Death of the Playwright?

One has to go all the way across the pond, to the Guardian (again, courtesy ArtsJournal), to a little side piece here on the current Edinburgh Fringe, to finally find someone writing about what could be the most drastic evolutionary shift in theatre today: the disappearance of the playwright. Yes, this is old. "Devised theatre" as such (contrary to the Guardian's cluelessness here) has been a downtown mainstay since the 60s; then there was the rise of "documentary" theatre in the 70s (preceeded by experiments as far back as the 20s); and now you could even put in this context the proliferation of movie adaptations on Broadway. (Does anyone care who wrote the book to Urban Cowboy or even Dirty Rotten Scoundrels?)
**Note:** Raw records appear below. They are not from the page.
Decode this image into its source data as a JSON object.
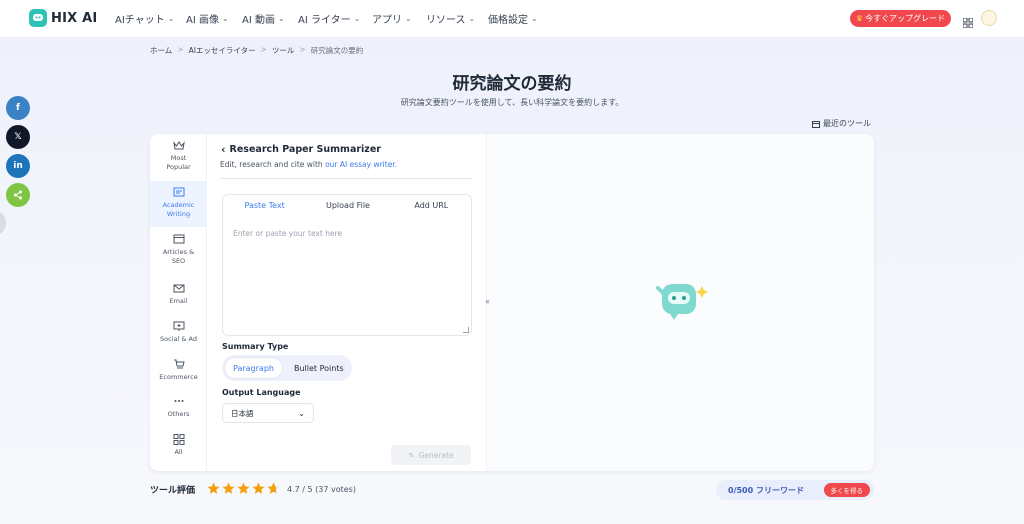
{
  "brand": {
    "name": "HIX AI",
    "accent": "#2cc3b5"
  },
  "nav": {
    "items": [
      {
        "label": "AIチャット"
      },
      {
        "label": "AI 画像"
      },
      {
        "label": "AI 動画"
      },
      {
        "label": "AI ライター"
      },
      {
        "label": "アプリ"
      },
      {
        "label": "リソース"
      },
      {
        "label": "価格設定"
      }
    ],
    "upgrade_label": "今すぐアップグレード"
  },
  "breadcrumb": [
    "ホーム",
    "AIエッセイライター",
    "ツール",
    "研究論文の要約"
  ],
  "page": {
    "title": "研究論文の要約",
    "subtitle": "研究論文要約ツールを使用して、長い科学論文を要約します。",
    "recent_tools": "最近のツール"
  },
  "share": [
    "facebook-icon",
    "x-icon",
    "linkedin-icon",
    "share-icon"
  ],
  "categories": [
    {
      "label1": "Most",
      "label2": "Popular",
      "icon": "crown-icon"
    },
    {
      "label1": "Academic",
      "label2": "Writing",
      "icon": "academic-icon",
      "active": true
    },
    {
      "label1": "Articles &",
      "label2": "SEO",
      "icon": "article-icon"
    },
    {
      "label1": "Email",
      "label2": "",
      "icon": "mail-icon"
    },
    {
      "label1": "Social & Ad",
      "label2": "",
      "icon": "social-icon"
    },
    {
      "label1": "Ecommerce",
      "label2": "",
      "icon": "cart-icon"
    },
    {
      "label1": "Others",
      "label2": "",
      "icon": "more-icon"
    },
    {
      "label1": "All",
      "label2": "",
      "icon": "grid-icon"
    }
  ],
  "tool": {
    "title": "Research Paper Summarizer",
    "desc_prefix": "Edit, research and cite with ",
    "desc_link": "our AI essay writer.",
    "tabs": [
      "Paste Text",
      "Upload File",
      "Add URL"
    ],
    "input_placeholder": "Enter or paste your text here",
    "summary_type_label": "Summary Type",
    "summary_types": [
      "Paragraph",
      "Bullet Points"
    ],
    "output_language_label": "Output Language",
    "output_language_value": "日本語",
    "generate_label": "Generate"
  },
  "rating": {
    "label": "ツール評価",
    "stars": 4.7,
    "score_text": "4.7 / 5 (37 votes)"
  },
  "quota": {
    "text": "0/500 フリーワード",
    "button": "多くを得る"
  },
  "colors": {
    "primary": "#3b7cf0",
    "danger": "#f0484d",
    "star": "#f59e0b"
  }
}
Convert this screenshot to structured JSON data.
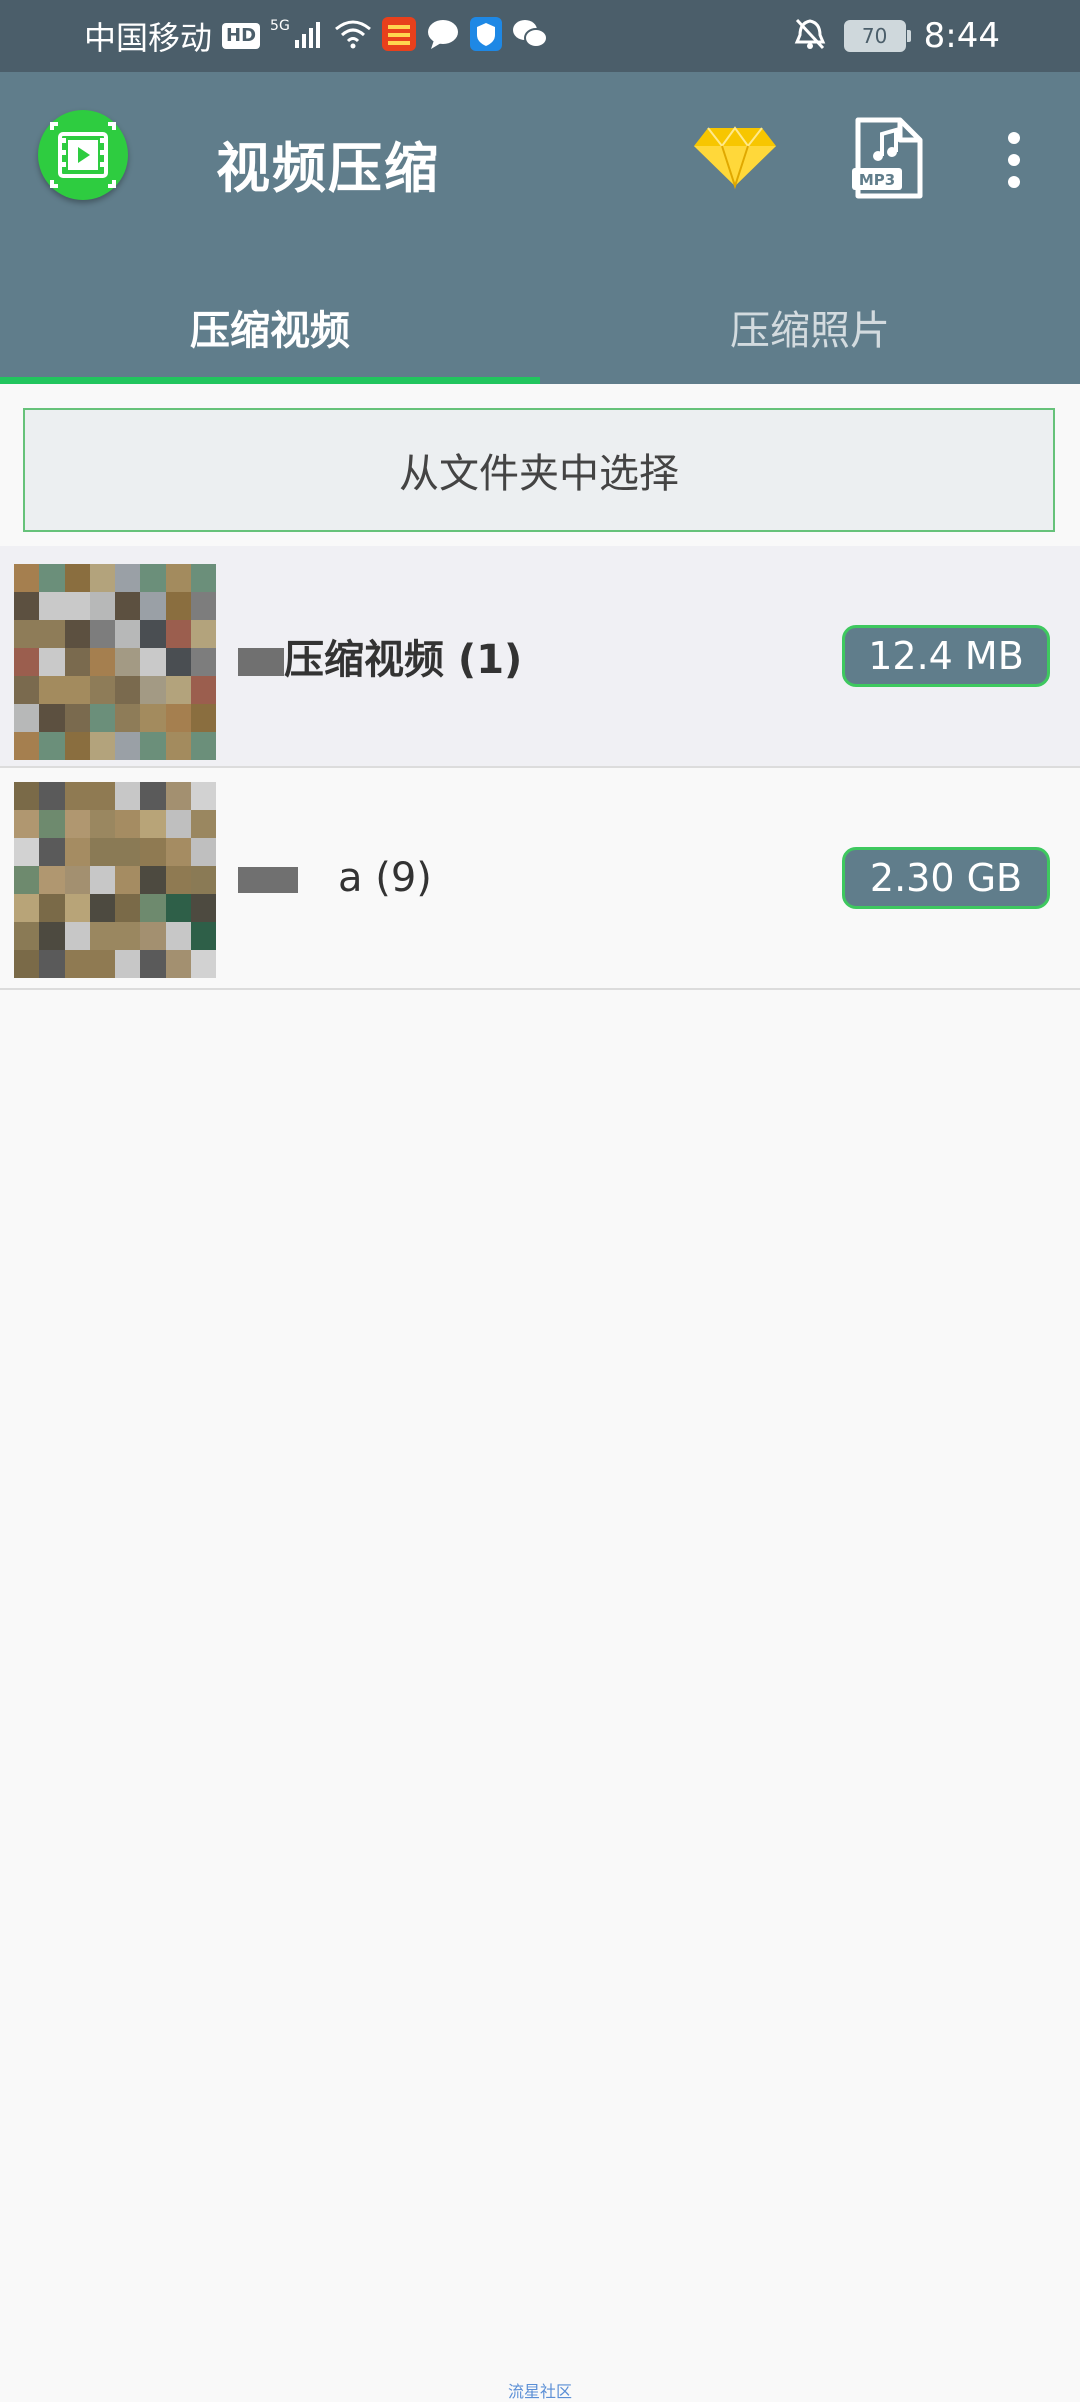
{
  "status_bar": {
    "carrier": "中国移动",
    "hd": "HD",
    "network": "5G",
    "battery": "70",
    "time": "8:44"
  },
  "app_bar": {
    "title": "视频压缩",
    "accent_color": "#607d8b",
    "logo_color": "#2ecc40",
    "mp3_label": "MP3"
  },
  "tabs": [
    {
      "label": "压缩视频",
      "active": true
    },
    {
      "label": "压缩照片",
      "active": false
    }
  ],
  "choose_button": {
    "label": "从文件夹中选择"
  },
  "folders": [
    {
      "name": "压缩视频 (1)",
      "size": "12.4 MB"
    },
    {
      "name": "a (9)",
      "size": "2.30 GB"
    }
  ],
  "watermark": "流星社区"
}
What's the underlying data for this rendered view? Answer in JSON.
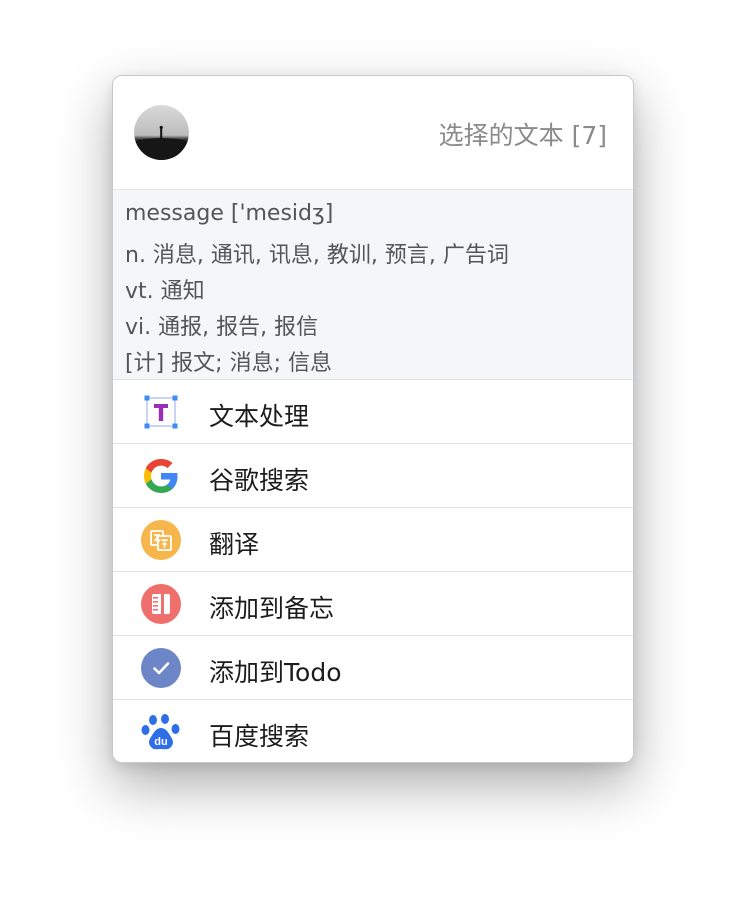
{
  "header": {
    "title": "选择的文本 [7]",
    "avatar_icon": "avatar-silhouette-icon"
  },
  "dictionary": {
    "lines": [
      "message ['mesidʒ]",
      "n. 消息, 通讯, 讯息, 教训, 预言, 广告词",
      "vt. 通知",
      "vi. 通报, 报告, 报信",
      "[计] 报文; 消息; 信息"
    ]
  },
  "menu": {
    "items": [
      {
        "label": "文本处理",
        "icon": "text-processing-icon"
      },
      {
        "label": "谷歌搜索",
        "icon": "google-icon"
      },
      {
        "label": "翻译",
        "icon": "translate-icon"
      },
      {
        "label": "添加到备忘",
        "icon": "memo-icon"
      },
      {
        "label": "添加到Todo",
        "icon": "todo-check-icon"
      },
      {
        "label": "百度搜索",
        "icon": "baidu-paw-icon"
      }
    ]
  },
  "colors": {
    "translate": "#f7b64b",
    "memo": "#ef6f6c",
    "todo": "#6c86c8",
    "baidu": "#2e6ee6",
    "text_processing": "#9b2fb5"
  }
}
I predict theatre historians will look back on this as one of the most seismic shifts of our era. Has the deconstructed Death-of-the-Author finally come to the theatre? It wouldn't be so notable if, like in painting, individual artists only became valued in the Renaissance and now the pendulum is swinging back. With a lineage that goes back to Aeschylus, we have a 4,000 year-old legacy of individual playwrights going here....Do I decry? Let's just say something big is going on. And it's about time theatre writers caught onto it.


Anonymous said...

A quick comment, on time stolen from work: In principle, one can imagine the dethroning of all of the individuals who are typically involved in producing a show (each of the designers as well as the director) and their replacement with collective efforts. However, in practice, the replacement of the author in this fashion may be the most notable thing going on right now. I don't see enough to know.

Jason Grote said...

I think the opposite has happened, in fact; while this is probably all way under the radar of msot mainstream arts reporting, the 60s-80s trend of auteur- or ensemble-driven theater is starting to reverse... Or it is in downtown theatre, anyway, as I rarely venture above 23rd street...